## [What is expected]
Scan the listing below and copy each line holding the word "JSON".

## [The records]

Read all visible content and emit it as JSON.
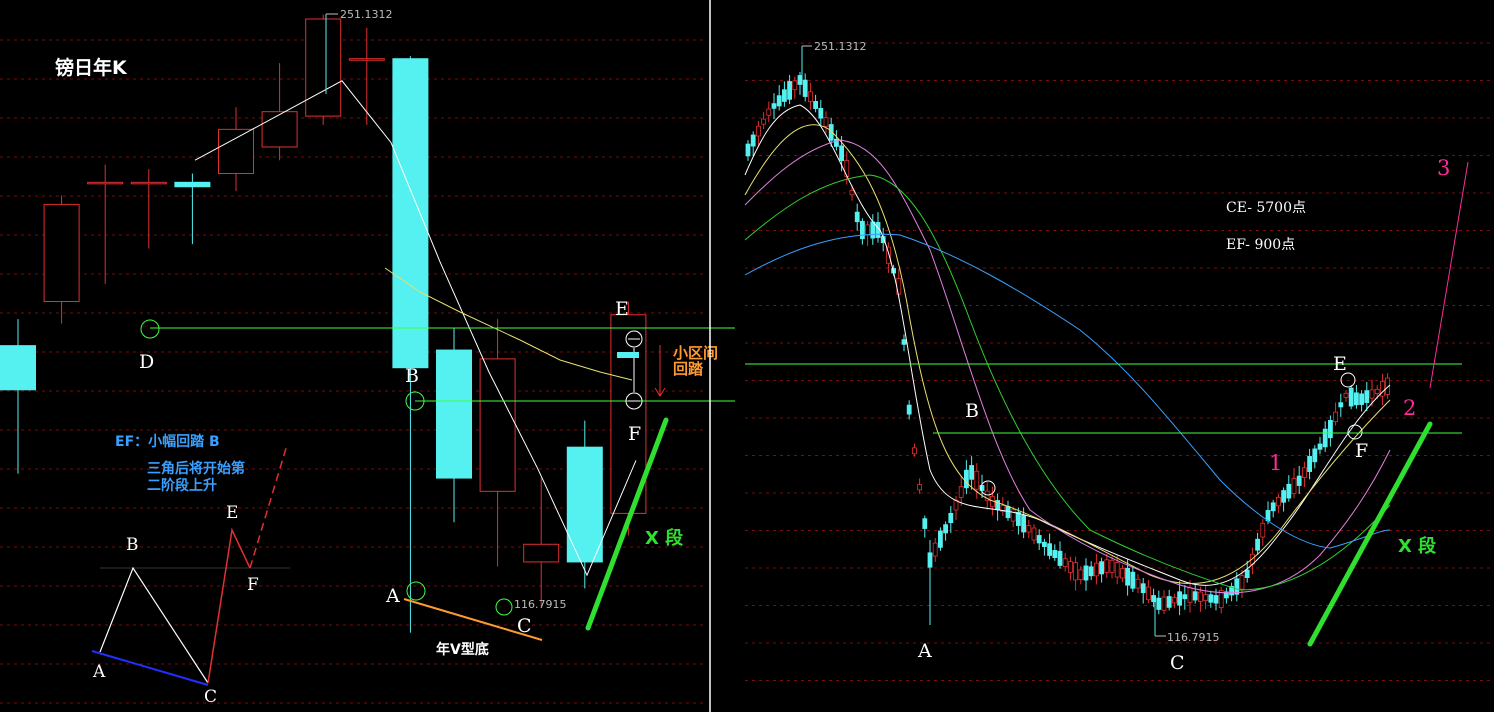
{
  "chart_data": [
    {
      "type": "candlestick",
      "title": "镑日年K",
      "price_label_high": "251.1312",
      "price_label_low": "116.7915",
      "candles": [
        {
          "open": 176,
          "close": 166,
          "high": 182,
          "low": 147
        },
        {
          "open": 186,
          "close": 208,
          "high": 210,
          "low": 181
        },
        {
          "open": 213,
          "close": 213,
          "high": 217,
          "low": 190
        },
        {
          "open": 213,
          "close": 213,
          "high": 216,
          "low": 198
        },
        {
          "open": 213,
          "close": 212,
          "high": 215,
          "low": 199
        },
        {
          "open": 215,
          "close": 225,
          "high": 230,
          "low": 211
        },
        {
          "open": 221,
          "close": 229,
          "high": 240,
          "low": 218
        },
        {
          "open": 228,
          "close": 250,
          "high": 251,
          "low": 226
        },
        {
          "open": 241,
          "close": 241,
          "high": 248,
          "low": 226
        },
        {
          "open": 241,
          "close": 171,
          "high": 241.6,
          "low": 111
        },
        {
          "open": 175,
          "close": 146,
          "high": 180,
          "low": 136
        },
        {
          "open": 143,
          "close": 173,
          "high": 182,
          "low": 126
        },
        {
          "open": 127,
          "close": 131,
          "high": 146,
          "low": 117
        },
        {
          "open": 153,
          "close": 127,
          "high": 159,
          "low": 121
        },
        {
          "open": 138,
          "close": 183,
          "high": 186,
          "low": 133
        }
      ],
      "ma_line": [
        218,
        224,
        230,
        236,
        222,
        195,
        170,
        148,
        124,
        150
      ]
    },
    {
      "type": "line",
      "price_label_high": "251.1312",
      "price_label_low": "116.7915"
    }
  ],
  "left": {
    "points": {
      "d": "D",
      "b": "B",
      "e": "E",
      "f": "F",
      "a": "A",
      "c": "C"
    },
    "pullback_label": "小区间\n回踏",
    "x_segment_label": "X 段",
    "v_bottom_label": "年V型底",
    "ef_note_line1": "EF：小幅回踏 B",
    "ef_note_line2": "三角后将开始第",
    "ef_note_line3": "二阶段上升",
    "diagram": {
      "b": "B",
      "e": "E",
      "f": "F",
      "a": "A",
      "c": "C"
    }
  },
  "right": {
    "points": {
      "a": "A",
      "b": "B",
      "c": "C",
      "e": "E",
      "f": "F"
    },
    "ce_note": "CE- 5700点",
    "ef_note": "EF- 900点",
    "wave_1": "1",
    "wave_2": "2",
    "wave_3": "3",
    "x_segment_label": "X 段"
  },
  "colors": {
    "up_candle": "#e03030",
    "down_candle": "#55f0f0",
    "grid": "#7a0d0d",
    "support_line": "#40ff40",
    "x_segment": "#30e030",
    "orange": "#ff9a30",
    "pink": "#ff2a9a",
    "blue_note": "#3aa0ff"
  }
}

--

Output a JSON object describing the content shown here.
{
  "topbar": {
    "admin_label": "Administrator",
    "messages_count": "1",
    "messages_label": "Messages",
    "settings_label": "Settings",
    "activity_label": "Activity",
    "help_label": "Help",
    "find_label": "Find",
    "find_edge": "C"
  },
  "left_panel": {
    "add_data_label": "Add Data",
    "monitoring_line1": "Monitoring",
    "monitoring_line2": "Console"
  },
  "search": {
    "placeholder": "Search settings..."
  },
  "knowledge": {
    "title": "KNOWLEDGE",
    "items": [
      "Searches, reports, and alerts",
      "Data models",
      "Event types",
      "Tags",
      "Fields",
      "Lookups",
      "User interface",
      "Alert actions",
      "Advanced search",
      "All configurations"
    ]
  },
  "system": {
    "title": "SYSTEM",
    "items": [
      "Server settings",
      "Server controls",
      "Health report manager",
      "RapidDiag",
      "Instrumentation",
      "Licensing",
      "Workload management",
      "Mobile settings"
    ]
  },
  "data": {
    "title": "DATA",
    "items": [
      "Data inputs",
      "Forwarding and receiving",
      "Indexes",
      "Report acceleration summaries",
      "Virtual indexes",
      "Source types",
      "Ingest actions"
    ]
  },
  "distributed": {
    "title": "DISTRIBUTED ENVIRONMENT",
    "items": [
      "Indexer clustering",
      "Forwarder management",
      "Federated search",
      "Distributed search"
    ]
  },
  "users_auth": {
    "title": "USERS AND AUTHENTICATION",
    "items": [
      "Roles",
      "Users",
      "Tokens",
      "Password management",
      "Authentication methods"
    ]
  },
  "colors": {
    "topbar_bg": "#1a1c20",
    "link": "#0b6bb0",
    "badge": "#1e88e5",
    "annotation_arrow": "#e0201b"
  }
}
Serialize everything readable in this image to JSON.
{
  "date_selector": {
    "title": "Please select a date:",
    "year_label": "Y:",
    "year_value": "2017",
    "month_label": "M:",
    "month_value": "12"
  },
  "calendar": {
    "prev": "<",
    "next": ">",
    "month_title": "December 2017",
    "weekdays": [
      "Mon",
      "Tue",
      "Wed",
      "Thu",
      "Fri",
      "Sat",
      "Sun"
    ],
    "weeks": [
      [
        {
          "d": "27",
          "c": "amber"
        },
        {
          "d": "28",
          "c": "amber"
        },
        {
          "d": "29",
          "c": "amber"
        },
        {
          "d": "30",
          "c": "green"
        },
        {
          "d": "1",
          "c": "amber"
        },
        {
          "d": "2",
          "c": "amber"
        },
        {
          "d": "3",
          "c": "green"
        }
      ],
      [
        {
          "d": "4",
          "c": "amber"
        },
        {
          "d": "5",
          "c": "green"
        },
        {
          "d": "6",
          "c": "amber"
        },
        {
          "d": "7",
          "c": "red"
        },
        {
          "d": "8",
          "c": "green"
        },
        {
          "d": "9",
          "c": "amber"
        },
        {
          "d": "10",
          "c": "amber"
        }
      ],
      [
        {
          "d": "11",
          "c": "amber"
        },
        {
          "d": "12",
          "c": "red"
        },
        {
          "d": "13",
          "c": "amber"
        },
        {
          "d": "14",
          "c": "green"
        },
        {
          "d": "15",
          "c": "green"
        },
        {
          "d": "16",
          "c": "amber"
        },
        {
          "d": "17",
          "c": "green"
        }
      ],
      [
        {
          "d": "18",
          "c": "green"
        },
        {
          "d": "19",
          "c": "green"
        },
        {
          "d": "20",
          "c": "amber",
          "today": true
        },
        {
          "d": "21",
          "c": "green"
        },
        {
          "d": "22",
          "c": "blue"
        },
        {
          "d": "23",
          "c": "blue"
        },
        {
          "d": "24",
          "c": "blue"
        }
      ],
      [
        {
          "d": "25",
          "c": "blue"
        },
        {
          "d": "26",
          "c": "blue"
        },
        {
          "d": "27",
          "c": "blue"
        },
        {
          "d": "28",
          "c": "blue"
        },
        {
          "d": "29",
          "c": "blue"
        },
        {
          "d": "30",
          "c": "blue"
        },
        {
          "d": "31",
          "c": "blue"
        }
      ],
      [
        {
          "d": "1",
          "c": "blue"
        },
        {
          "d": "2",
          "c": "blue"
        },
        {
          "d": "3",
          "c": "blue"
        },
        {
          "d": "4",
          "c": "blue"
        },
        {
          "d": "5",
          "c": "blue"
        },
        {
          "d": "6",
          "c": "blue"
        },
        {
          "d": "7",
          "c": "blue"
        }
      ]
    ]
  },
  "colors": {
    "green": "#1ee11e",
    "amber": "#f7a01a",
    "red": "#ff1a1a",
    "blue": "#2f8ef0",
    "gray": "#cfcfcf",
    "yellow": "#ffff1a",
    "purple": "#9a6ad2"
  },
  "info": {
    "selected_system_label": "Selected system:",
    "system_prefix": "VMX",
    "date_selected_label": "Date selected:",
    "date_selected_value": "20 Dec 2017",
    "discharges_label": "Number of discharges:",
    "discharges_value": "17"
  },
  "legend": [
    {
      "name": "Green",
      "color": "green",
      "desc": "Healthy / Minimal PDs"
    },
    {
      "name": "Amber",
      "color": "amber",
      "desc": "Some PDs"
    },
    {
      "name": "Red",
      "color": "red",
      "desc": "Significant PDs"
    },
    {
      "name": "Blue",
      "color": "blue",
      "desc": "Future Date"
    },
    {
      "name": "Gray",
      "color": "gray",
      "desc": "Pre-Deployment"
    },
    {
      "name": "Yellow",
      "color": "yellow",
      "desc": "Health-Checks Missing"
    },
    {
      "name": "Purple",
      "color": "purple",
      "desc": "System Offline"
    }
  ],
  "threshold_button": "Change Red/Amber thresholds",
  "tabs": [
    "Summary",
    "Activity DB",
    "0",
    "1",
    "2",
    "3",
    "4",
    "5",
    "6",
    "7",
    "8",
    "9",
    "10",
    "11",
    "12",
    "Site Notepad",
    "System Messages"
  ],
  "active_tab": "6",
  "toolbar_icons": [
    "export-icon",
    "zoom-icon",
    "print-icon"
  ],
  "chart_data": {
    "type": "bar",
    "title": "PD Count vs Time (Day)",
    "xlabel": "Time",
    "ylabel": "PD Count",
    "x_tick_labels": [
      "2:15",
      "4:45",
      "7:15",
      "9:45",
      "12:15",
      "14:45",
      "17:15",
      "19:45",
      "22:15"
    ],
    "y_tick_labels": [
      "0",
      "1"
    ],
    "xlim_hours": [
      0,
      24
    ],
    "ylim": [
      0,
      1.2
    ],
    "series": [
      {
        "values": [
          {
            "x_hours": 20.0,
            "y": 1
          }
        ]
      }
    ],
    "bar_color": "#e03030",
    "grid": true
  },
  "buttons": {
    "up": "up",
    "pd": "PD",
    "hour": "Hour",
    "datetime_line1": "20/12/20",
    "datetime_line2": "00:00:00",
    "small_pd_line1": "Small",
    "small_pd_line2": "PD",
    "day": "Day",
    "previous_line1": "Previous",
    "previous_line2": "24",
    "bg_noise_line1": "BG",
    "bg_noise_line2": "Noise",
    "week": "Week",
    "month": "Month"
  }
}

## [Finished exercise]
Read all visible content and emit it as JSON.
Output a JSON object describing the content shown here.
Serialize everything readable in this image to JSON.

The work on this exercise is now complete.